┌─ Given data

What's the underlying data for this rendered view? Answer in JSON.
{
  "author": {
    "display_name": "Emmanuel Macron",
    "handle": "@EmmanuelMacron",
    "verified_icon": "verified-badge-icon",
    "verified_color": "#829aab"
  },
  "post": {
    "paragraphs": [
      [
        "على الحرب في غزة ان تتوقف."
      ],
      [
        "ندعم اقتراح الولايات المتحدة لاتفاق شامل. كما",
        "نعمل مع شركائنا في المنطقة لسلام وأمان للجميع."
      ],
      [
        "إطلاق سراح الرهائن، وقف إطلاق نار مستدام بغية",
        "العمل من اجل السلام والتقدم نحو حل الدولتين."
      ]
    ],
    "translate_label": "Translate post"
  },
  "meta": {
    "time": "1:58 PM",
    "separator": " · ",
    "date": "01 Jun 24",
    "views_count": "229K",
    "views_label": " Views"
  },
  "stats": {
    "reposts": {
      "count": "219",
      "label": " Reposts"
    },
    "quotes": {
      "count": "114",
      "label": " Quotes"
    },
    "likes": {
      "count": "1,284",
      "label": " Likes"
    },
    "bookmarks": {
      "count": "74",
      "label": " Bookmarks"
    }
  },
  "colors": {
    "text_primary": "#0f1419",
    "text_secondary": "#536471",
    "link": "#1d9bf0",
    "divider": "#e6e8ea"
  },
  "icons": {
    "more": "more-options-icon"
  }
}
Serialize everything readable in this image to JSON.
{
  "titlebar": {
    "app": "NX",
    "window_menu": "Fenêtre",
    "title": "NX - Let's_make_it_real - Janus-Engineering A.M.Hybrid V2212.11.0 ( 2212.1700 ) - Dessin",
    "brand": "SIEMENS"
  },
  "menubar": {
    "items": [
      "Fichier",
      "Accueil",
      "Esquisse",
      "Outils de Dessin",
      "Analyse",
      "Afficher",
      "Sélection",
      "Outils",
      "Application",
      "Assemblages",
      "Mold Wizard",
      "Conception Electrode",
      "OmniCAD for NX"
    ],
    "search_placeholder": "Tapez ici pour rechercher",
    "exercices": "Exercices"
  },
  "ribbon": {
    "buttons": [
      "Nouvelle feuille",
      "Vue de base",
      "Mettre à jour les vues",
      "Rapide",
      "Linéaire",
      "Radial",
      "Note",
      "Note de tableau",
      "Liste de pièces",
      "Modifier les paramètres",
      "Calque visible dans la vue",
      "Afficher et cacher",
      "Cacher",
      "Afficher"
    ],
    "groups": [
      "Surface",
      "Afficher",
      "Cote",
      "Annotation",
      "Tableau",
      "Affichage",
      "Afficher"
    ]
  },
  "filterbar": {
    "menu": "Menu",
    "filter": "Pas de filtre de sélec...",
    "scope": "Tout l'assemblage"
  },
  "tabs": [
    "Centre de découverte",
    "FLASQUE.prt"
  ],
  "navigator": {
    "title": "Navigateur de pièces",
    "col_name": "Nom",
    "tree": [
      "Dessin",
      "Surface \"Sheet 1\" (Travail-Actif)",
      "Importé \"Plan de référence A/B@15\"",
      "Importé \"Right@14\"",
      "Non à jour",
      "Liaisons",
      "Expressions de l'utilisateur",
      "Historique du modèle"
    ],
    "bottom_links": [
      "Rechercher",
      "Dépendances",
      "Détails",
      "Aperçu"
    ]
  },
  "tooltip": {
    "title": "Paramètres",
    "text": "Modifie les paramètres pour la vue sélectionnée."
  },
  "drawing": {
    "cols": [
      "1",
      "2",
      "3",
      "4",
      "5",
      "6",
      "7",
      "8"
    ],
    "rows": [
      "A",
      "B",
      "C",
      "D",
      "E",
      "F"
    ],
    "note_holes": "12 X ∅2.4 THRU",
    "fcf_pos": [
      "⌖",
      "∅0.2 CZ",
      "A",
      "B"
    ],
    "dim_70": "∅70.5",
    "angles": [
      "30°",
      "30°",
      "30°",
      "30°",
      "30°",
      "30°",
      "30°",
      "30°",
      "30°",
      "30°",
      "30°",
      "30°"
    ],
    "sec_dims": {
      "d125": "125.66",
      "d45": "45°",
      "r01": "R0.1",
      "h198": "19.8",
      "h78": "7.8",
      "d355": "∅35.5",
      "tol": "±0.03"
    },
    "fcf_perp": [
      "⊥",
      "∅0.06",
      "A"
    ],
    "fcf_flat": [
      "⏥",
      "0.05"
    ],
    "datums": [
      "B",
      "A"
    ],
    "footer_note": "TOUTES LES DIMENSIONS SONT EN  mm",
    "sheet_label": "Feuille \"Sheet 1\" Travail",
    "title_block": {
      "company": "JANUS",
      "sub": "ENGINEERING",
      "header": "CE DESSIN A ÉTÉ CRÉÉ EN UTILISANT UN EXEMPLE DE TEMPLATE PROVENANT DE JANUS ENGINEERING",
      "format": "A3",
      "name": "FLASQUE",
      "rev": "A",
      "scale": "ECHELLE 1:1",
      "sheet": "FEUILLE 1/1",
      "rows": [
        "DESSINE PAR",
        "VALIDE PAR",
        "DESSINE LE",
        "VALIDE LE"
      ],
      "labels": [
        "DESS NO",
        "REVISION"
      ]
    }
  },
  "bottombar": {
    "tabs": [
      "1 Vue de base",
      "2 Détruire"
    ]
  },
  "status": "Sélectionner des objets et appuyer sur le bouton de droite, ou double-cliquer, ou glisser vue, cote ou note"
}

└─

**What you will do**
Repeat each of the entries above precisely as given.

**Answer for the task**
What's the underlying data for this rendered view? Answer in JSON.
{
  "author": {
    "display_name": "Emmanuel Macron",
    "handle": "@EmmanuelMacron",
    "verified_icon": "verified-badge-icon",
    "verified_color": "#829aab"
  },
  "post": {
    "paragraphs": [
      [
        "على الحرب في غزة ان تتوقف."
      ],
      [
        "ندعم اقتراح الولايات المتحدة لاتفاق شامل. كما",
        "نعمل مع شركائنا في المنطقة لسلام وأمان للجميع."
      ],
      [
        "إطلاق سراح الرهائن، وقف إطلاق نار مستدام بغية",
        "العمل من اجل السلام والتقدم نحو حل الدولتين."
      ]
    ],
    "translate_label": "Translate post"
  },
  "meta": {
    "time": "1:58 PM",
    "separator": " · ",
    "date": "01 Jun 24",
    "views_count": "229K",
    "views_label": " Views"
  },
  "stats": {
    "reposts": {
      "count": "219",
      "label": " Reposts"
    },
    "quotes": {
      "count": "114",
      "label": " Quotes"
    },
    "likes": {
      "count": "1,284",
      "label": " Likes"
    },
    "bookmarks": {
      "count": "74",
      "label": " Bookmarks"
    }
  },
  "colors": {
    "text_primary": "#0f1419",
    "text_secondary": "#536471",
    "link": "#1d9bf0",
    "divider": "#e6e8ea"
  },
  "icons": {
    "more": "more-options-icon"
  }
}
Serialize everything readable in this image to JSON.
{
  "titlebar": {
    "app": "NX",
    "window_menu": "Fenêtre",
    "title": "NX - Let's_make_it_real - Janus-Engineering A.M.Hybrid V2212.11.0 ( 2212.1700 ) - Dessin",
    "brand": "SIEMENS"
  },
  "menubar": {
    "items": [
      "Fichier",
      "Accueil",
      "Esquisse",
      "Outils de Dessin",
      "Analyse",
      "Afficher",
      "Sélection",
      "Outils",
      "Application",
      "Assemblages",
      "Mold Wizard",
      "Conception Electrode",
      "OmniCAD for NX"
    ],
    "search_placeholder": "Tapez ici pour rechercher",
    "exercices": "Exercices"
  },
  "ribbon": {
    "buttons": [
      "Nouvelle feuille",
      "Vue de base",
      "Mettre à jour les vues",
      "Rapide",
      "Linéaire",
      "Radial",
      "Note",
      "Note de tableau",
      "Liste de pièces",
      "Modifier les paramètres",
      "Calque visible dans la vue",
      "Afficher et cacher",
      "Cacher",
      "Afficher"
    ],
    "groups": [
      "Surface",
      "Afficher",
      "Cote",
      "Annotation",
      "Tableau",
      "Affichage",
      "Afficher"
    ]
  },
  "filterbar": {
    "menu": "Menu",
    "filter": "Pas de filtre de sélec...",
    "scope": "Tout l'assemblage"
  },
  "tabs": [
    "Centre de découverte",
    "FLASQUE.prt"
  ],
  "navigator": {
    "title": "Navigateur de pièces",
    "col_name": "Nom",
    "tree": [
      "Dessin",
      "Surface \"Sheet 1\" (Travail-Actif)",
      "Importé \"Plan de référence A/B@15\"",
      "Importé \"Right@14\"",
      "Non à jour",
      "Liaisons",
      "Expressions de l'utilisateur",
      "Historique du modèle"
    ],
    "bottom_links": [
      "Rechercher",
      "Dépendances",
      "Détails",
      "Aperçu"
    ]
  },
  "tooltip": {
    "title": "Paramètres",
    "text": "Modifie les paramètres pour la vue sélectionnée."
  },
  "drawing": {
    "cols": [
      "1",
      "2",
      "3",
      "4",
      "5",
      "6",
      "7",
      "8"
    ],
    "rows": [
      "A",
      "B",
      "C",
      "D",
      "E",
      "F"
    ],
    "note_holes": "12 X ∅2.4 THRU",
    "fcf_pos": [
      "⌖",
      "∅0.2 CZ",
      "A",
      "B"
    ],
    "dim_70": "∅70.5",
    "angles": [
      "30°",
      "30°",
      "30°",
      "30°",
      "30°",
      "30°",
      "30°",
      "30°",
      "30°",
      "30°",
      "30°",
      "30°"
    ],
    "sec_dims": {
      "d125": "125.66",
      "d45": "45°",
      "r01": "R0.1",
      "h198": "19.8",
      "h78": "7.8",
      "d355": "∅35.5",
      "tol": "±0.03"
    },
    "fcf_perp": [
      "⊥",
      "∅0.06",
      "A"
    ],
    "fcf_flat": [
      "⏥",
      "0.05"
    ],
    "datums": [
      "B",
      "A"
    ],
    "footer_note": "TOUTES LES DIMENSIONS SONT EN  mm",
    "sheet_label": "Feuille \"Sheet 1\" Travail",
    "title_block": {
      "company": "JANUS",
      "sub": "ENGINEERING",
      "header": "CE DESSIN A ÉTÉ CRÉÉ EN UTILISANT UN EXEMPLE DE TEMPLATE PROVENANT DE JANUS ENGINEERING",
      "format": "A3",
      "name": "FLASQUE",
      "rev": "A",
      "scale": "ECHELLE 1:1",
      "sheet": "FEUILLE 1/1",
      "rows": [
        "DESSINE PAR",
        "VALIDE PAR",
        "DESSINE LE",
        "VALIDE LE"
      ],
      "labels": [
        "DESS NO",
        "REVISION"
      ]
    }
  },
  "bottombar": {
    "tabs": [
      "1 Vue de base",
      "2 Détruire"
    ]
  },
  "status": "Sélectionner des objets et appuyer sur le bouton de droite, ou double-cliquer, ou glisser vue, cote ou note"
}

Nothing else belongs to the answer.